*What is expected*:
Whenever "icon" appears in a line, please copy that line from the data.

[Data about app and page elements]

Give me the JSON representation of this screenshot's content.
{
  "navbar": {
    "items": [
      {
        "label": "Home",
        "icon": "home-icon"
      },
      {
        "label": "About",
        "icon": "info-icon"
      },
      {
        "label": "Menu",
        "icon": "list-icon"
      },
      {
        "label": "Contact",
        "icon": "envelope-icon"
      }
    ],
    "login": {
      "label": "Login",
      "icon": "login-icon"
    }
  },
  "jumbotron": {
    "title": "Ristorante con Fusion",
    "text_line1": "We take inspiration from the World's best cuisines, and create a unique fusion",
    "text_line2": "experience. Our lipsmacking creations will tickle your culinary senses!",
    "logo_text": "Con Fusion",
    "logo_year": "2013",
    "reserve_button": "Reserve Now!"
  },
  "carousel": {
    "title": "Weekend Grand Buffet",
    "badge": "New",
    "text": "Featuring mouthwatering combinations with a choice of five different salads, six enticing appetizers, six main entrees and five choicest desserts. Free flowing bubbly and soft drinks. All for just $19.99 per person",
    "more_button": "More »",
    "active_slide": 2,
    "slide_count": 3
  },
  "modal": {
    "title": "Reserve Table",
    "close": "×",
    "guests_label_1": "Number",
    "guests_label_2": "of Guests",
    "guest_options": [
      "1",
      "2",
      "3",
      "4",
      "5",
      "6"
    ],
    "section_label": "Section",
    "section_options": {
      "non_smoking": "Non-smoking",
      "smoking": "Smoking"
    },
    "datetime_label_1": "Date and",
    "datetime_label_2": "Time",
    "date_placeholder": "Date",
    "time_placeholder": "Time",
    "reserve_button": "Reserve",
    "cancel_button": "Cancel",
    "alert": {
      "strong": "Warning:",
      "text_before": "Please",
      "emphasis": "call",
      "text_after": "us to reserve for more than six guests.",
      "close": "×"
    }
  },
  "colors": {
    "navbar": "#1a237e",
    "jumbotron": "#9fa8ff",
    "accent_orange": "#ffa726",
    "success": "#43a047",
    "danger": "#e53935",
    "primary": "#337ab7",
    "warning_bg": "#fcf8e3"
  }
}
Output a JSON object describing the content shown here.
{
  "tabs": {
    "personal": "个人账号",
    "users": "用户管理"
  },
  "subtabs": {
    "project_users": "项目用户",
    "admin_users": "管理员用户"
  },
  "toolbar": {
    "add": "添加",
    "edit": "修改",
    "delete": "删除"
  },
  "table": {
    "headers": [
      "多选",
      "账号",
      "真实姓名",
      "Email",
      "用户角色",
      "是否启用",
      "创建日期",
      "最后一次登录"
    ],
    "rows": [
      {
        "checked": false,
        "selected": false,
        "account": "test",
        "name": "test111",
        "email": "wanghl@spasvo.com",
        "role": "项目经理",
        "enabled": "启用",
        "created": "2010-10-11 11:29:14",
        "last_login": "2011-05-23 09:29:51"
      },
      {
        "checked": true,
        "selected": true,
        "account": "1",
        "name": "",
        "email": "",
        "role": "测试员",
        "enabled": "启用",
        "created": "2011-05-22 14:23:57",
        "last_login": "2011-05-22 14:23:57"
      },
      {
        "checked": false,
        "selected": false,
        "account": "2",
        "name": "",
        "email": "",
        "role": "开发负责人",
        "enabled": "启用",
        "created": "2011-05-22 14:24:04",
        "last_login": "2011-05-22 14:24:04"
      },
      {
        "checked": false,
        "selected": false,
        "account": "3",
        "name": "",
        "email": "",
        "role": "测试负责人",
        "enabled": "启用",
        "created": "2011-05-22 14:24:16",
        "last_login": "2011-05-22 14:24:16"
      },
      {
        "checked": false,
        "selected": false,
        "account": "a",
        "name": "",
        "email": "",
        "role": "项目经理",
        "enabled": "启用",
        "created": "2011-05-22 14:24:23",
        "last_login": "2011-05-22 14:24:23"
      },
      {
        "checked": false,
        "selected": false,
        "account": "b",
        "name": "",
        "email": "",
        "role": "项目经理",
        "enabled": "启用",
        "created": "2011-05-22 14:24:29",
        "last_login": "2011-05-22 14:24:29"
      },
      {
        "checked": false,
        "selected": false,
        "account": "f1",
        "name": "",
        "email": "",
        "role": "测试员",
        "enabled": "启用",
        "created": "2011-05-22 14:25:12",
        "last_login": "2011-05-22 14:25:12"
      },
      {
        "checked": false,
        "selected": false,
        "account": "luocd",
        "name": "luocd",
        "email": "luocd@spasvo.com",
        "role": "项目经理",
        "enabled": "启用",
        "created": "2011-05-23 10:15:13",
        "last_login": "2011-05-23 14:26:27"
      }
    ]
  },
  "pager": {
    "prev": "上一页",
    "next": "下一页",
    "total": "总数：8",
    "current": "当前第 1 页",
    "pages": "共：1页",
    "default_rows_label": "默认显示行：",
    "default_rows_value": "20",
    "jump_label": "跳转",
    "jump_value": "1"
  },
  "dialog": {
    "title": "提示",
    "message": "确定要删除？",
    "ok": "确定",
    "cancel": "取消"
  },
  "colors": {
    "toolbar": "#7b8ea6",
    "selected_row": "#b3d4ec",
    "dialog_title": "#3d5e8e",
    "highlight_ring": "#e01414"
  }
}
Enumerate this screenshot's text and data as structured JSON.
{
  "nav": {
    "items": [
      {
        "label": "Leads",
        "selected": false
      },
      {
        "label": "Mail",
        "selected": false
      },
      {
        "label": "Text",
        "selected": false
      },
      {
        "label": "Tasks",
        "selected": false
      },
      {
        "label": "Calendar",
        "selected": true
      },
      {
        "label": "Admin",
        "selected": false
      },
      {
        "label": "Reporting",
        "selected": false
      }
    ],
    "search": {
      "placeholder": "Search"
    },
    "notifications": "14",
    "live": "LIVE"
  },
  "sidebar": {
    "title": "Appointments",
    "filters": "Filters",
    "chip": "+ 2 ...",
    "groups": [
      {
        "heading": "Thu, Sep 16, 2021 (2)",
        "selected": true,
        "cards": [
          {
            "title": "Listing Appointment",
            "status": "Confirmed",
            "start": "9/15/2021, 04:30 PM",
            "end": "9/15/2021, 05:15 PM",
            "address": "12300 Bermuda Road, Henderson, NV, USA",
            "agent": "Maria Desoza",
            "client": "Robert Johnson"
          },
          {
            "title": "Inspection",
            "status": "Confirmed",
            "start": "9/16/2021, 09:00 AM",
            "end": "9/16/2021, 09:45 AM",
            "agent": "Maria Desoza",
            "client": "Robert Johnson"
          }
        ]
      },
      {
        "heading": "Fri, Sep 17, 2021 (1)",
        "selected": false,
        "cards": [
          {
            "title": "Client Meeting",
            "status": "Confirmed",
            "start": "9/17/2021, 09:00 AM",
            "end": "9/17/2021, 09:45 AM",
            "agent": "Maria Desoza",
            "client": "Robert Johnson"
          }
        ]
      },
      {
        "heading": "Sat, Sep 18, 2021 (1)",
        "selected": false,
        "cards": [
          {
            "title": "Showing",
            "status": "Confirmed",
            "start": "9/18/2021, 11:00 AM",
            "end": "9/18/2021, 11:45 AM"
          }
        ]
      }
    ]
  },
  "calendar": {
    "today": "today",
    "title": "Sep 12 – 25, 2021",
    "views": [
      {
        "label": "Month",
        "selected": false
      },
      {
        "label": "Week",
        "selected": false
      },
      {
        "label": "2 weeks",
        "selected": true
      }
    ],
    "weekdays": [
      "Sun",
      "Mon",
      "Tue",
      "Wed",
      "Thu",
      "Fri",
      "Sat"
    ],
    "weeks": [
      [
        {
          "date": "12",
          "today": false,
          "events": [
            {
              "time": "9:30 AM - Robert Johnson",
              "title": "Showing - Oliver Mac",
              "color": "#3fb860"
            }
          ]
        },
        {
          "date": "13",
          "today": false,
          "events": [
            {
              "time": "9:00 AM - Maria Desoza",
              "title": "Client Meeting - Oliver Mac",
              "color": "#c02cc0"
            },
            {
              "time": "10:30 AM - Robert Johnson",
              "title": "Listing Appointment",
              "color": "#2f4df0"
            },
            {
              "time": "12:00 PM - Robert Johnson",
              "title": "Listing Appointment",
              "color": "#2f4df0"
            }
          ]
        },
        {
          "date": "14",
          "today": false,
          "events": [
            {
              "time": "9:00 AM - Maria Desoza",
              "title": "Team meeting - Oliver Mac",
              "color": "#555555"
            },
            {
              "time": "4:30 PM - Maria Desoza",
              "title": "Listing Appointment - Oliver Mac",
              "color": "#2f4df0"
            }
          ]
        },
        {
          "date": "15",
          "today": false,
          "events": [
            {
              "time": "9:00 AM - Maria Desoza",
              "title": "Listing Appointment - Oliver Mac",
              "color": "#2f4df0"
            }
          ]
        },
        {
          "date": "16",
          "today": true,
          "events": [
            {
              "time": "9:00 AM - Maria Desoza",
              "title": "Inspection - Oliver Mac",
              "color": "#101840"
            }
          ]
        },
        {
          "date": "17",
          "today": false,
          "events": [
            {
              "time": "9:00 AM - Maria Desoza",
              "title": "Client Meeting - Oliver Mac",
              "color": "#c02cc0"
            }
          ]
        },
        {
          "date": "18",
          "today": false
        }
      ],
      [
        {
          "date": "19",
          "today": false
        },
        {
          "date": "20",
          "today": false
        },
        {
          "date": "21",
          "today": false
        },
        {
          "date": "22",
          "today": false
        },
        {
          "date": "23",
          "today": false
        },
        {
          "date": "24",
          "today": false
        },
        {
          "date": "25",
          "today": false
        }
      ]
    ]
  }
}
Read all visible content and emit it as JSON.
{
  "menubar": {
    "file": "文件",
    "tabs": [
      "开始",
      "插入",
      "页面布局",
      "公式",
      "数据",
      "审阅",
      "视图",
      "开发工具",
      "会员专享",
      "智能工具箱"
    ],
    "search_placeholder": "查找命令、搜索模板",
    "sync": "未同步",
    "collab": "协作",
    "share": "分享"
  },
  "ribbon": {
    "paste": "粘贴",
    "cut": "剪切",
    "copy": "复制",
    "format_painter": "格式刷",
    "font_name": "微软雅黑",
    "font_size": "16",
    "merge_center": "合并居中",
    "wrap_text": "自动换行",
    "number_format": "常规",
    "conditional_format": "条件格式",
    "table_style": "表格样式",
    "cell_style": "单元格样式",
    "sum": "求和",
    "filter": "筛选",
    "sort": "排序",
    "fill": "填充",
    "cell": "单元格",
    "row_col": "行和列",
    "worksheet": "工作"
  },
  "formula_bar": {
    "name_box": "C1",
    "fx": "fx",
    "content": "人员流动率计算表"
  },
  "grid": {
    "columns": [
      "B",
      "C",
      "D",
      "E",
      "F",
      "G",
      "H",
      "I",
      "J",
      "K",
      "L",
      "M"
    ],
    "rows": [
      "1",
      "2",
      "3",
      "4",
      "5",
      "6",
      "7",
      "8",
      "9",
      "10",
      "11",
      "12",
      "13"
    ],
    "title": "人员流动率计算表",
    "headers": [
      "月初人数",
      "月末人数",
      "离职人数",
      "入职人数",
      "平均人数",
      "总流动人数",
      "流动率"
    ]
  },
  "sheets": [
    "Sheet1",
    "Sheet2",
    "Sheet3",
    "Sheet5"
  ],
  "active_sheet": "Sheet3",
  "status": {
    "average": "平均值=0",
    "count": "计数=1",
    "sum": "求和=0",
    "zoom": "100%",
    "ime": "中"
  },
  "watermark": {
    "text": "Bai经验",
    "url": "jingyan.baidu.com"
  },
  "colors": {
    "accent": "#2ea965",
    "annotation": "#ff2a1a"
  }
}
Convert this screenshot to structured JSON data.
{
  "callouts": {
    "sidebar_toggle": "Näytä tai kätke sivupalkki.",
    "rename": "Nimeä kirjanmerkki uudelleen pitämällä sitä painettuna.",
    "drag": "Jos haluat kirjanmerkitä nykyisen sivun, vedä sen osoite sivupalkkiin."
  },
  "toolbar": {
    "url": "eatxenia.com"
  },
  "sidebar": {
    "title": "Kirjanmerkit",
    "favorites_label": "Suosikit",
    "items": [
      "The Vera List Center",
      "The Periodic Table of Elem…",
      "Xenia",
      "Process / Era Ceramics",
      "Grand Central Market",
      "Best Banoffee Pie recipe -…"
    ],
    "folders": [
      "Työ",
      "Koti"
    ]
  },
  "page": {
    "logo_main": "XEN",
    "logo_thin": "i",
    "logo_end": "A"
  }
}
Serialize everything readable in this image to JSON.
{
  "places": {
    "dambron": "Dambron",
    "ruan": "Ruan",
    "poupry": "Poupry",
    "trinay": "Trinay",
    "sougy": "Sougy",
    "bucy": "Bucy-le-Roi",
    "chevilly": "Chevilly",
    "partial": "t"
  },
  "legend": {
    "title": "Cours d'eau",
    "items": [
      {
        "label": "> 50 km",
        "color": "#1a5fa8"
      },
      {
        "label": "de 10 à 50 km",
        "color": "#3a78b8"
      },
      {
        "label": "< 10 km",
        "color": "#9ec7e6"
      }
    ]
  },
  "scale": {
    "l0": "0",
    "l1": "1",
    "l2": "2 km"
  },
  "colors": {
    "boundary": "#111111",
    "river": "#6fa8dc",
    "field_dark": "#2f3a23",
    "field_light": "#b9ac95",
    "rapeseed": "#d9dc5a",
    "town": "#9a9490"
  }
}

*Solution to this exercise*:
        "icon": "home-icon"
        "icon": "info-icon"
        "icon": "list-icon"
        "icon": "envelope-icon"
      "icon": "login-icon"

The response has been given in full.